## WHAT NEEDS TO BE DONE
Scan the entries below for the string "JSON" and copy every line where it turns up.

++++++++++

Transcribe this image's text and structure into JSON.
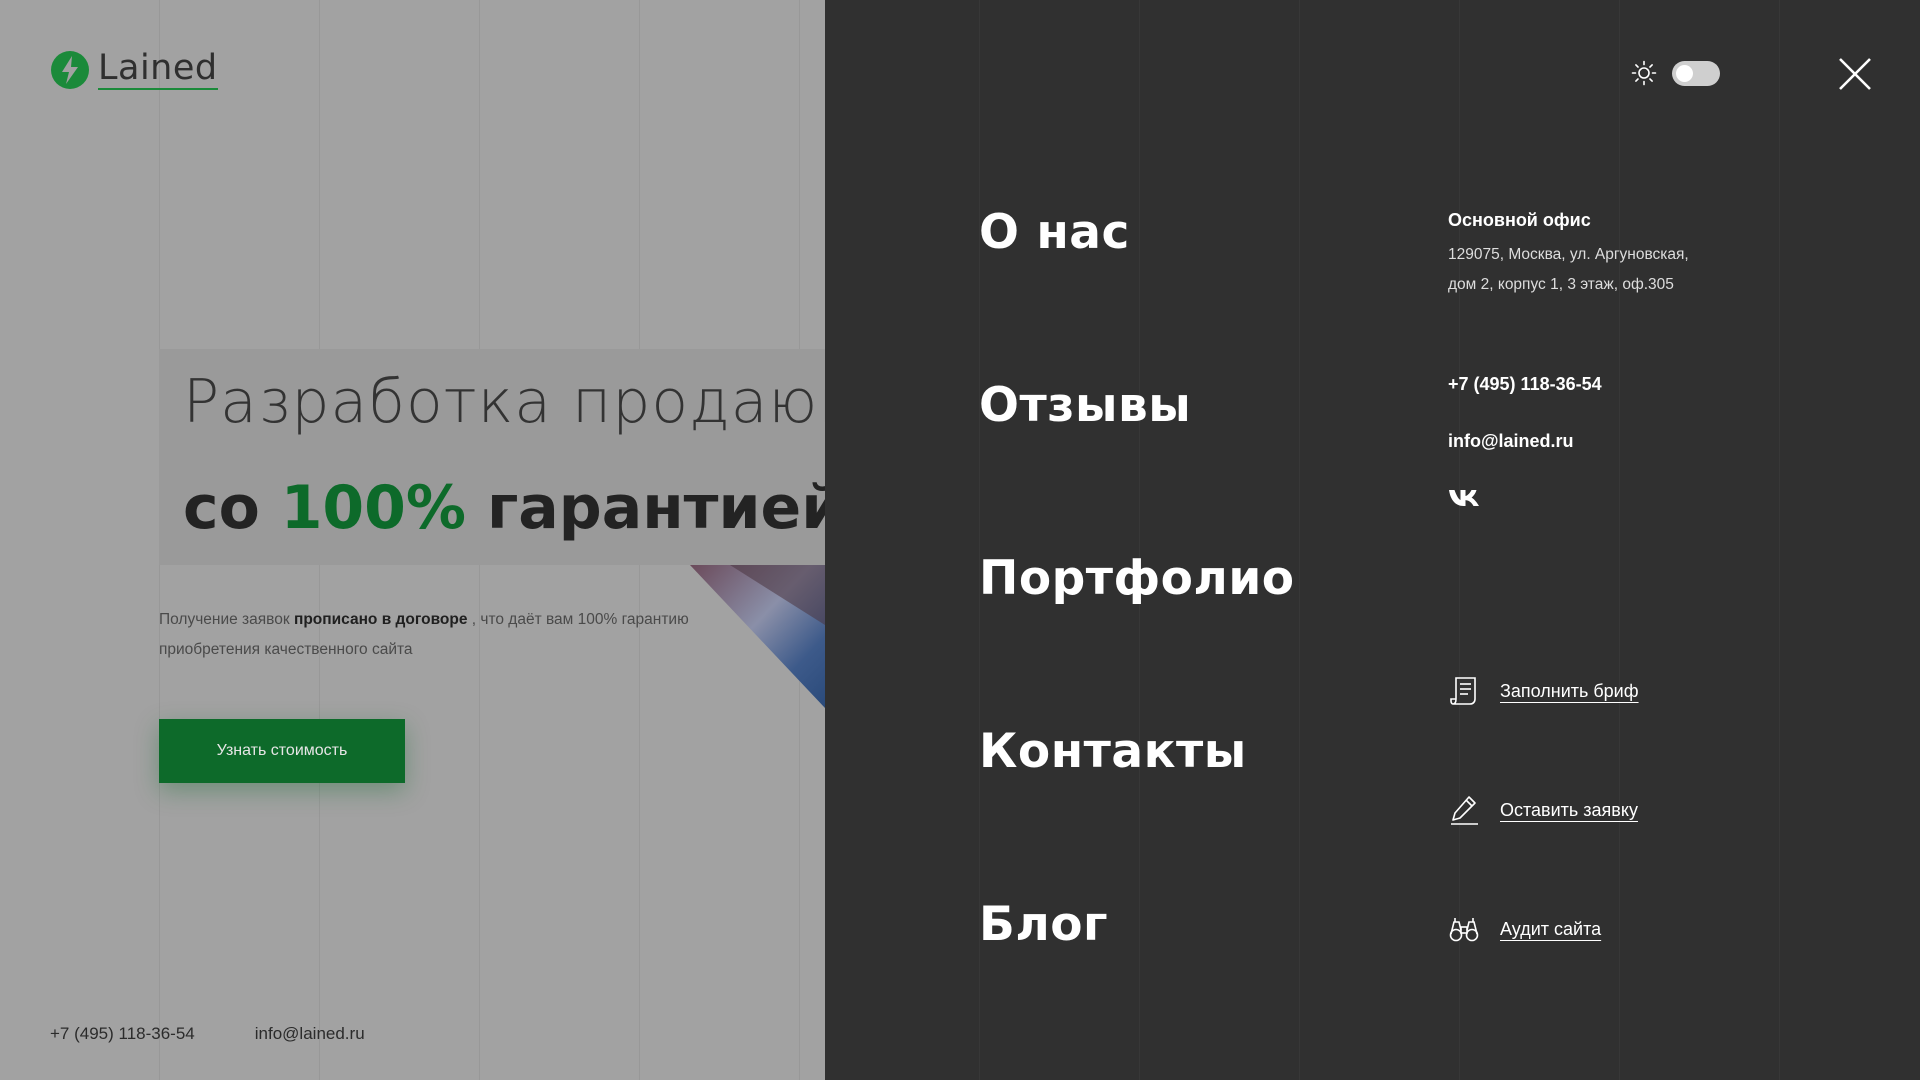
{
  "brand": {
    "name": "Lained",
    "mark_color": "#1b8a3a"
  },
  "hero": {
    "line1": "Разработка продающ",
    "line2_start": "со ",
    "line2_accent": "100%",
    "line2_end": " гарантией",
    "accent_color": "#0d6a2a",
    "sub_before": "Получение заявок ",
    "sub_bold": "прописано в договоре",
    "sub_after": " , что даёт вам 100% гарантию приобретения качественного сайта",
    "cta_label": "Узнать стоимость"
  },
  "page_footer": {
    "phone": "+7 (495) 118-36-54",
    "email": "info@lained.ru"
  },
  "menu": {
    "theme_toggle_state": "light",
    "nav": [
      {
        "label": "О нас"
      },
      {
        "label": "Отзывы"
      },
      {
        "label": "Портфолио"
      },
      {
        "label": "Контакты"
      },
      {
        "label": "Блог"
      }
    ],
    "contacts": {
      "office_title": "Основной офис",
      "address_line1": "129075, Москва, ул. Аргуновская,",
      "address_line2": "дом 2, корпус 1, 3 этаж, оф.305",
      "phone": "+7 (495) 118-36-54",
      "email": "info@lained.ru",
      "social_icon": "vk-icon"
    },
    "actions": [
      {
        "label": "Заполнить бриф",
        "icon": "document-icon"
      },
      {
        "label": "Оставить заявку",
        "icon": "pencil-icon"
      },
      {
        "label": "Аудит сайта",
        "icon": "binoculars-icon"
      }
    ]
  },
  "colors": {
    "panel_bg": "#303030",
    "page_bg": "#a2a2a2",
    "brand_green": "#0d6a2a"
  }
}
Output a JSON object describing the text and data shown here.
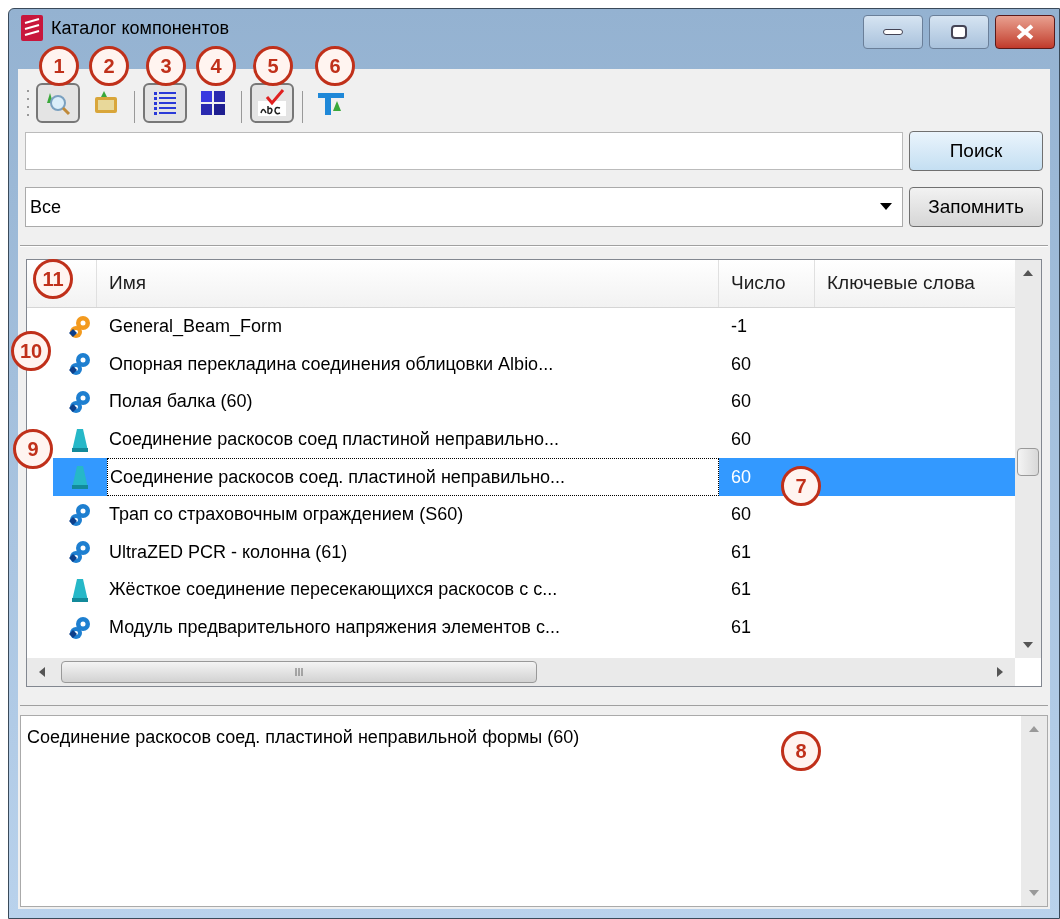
{
  "window": {
    "title": "Каталог компонентов"
  },
  "toolbar": [
    {
      "kind": "find",
      "selected": true
    },
    {
      "kind": "folder",
      "selected": false
    },
    {
      "kind": "list",
      "selected": true
    },
    {
      "kind": "tiles",
      "selected": false
    },
    {
      "kind": "spell",
      "selected": true
    },
    {
      "kind": "filter",
      "selected": false
    }
  ],
  "search": {
    "button": "Поиск"
  },
  "filter": {
    "value": "Все",
    "button": "Запомнить"
  },
  "table": {
    "columns": [
      "Имя",
      "Число",
      "Ключевые слова"
    ],
    "rows": [
      {
        "kind": "sketch",
        "name": "General_Beam_Form",
        "count": "-1",
        "selected": false
      },
      {
        "kind": "plugin",
        "name": "Опорная перекладина соединения облицовки Albio...",
        "count": "60",
        "selected": false
      },
      {
        "kind": "plugin",
        "name": "Полая балка (60)",
        "count": "60",
        "selected": false
      },
      {
        "kind": "detail",
        "name": "Соединение раскосов соед пластиной неправильно...",
        "count": "60",
        "selected": false
      },
      {
        "kind": "detail",
        "name": "Соединение раскосов соед. пластиной неправильно...",
        "count": "60",
        "selected": true
      },
      {
        "kind": "plugin",
        "name": "Трап со страховочным ограждением (S60)",
        "count": "60",
        "selected": false
      },
      {
        "kind": "plugin",
        "name": "UltraZED PCR - колонна (61)",
        "count": "61",
        "selected": false
      },
      {
        "kind": "detail",
        "name": "Жёсткое соединение пересекающихся раскосов с с...",
        "count": "61",
        "selected": false
      },
      {
        "kind": "plugin",
        "name": "Модуль предварительного напряжения элементов с...",
        "count": "61",
        "selected": false
      }
    ]
  },
  "description": "Соединение раскосов соед. пластиной неправильной формы (60)",
  "callouts": [
    "1",
    "2",
    "3",
    "4",
    "5",
    "6",
    "7",
    "8",
    "9",
    "10",
    "11"
  ]
}
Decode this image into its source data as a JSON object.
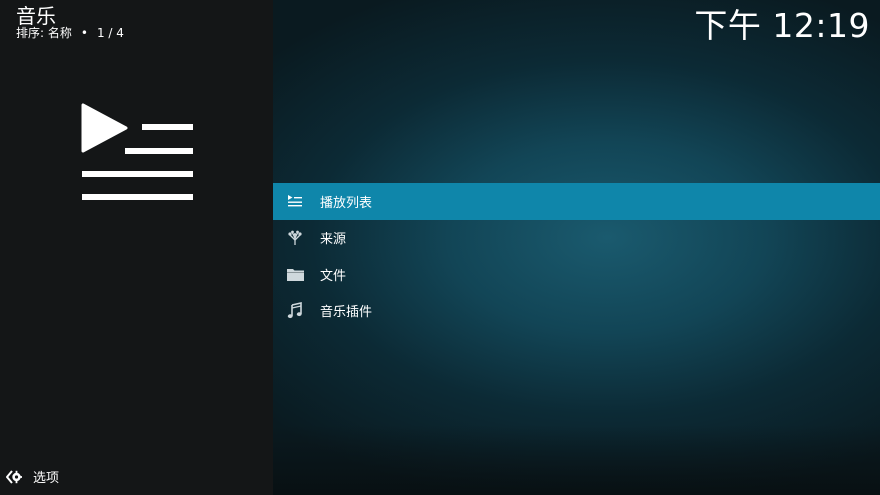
{
  "header": {
    "title": "音乐",
    "sort_label": "排序: 名称",
    "separator": "•",
    "page_position": "1 / 4"
  },
  "clock": "下午 12:19",
  "menu": {
    "items": [
      {
        "label": "播放列表",
        "icon": "playlist-icon",
        "selected": true
      },
      {
        "label": "来源",
        "icon": "sources-icon",
        "selected": false
      },
      {
        "label": "文件",
        "icon": "folder-icon",
        "selected": false
      },
      {
        "label": "音乐插件",
        "icon": "music-note-icon",
        "selected": false
      }
    ]
  },
  "footer": {
    "options_label": "选项",
    "icon": "options-icon"
  },
  "colors": {
    "selected_item": "#0f86aa",
    "left_panel": "#141617",
    "text": "#ffffff"
  }
}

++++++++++

## RESULT OF THE EXERCISE
Transcribe this image's text and structure into JSON.
Output a JSON object describing the text and data shown here.
Decode this image into its source data as a JSON object.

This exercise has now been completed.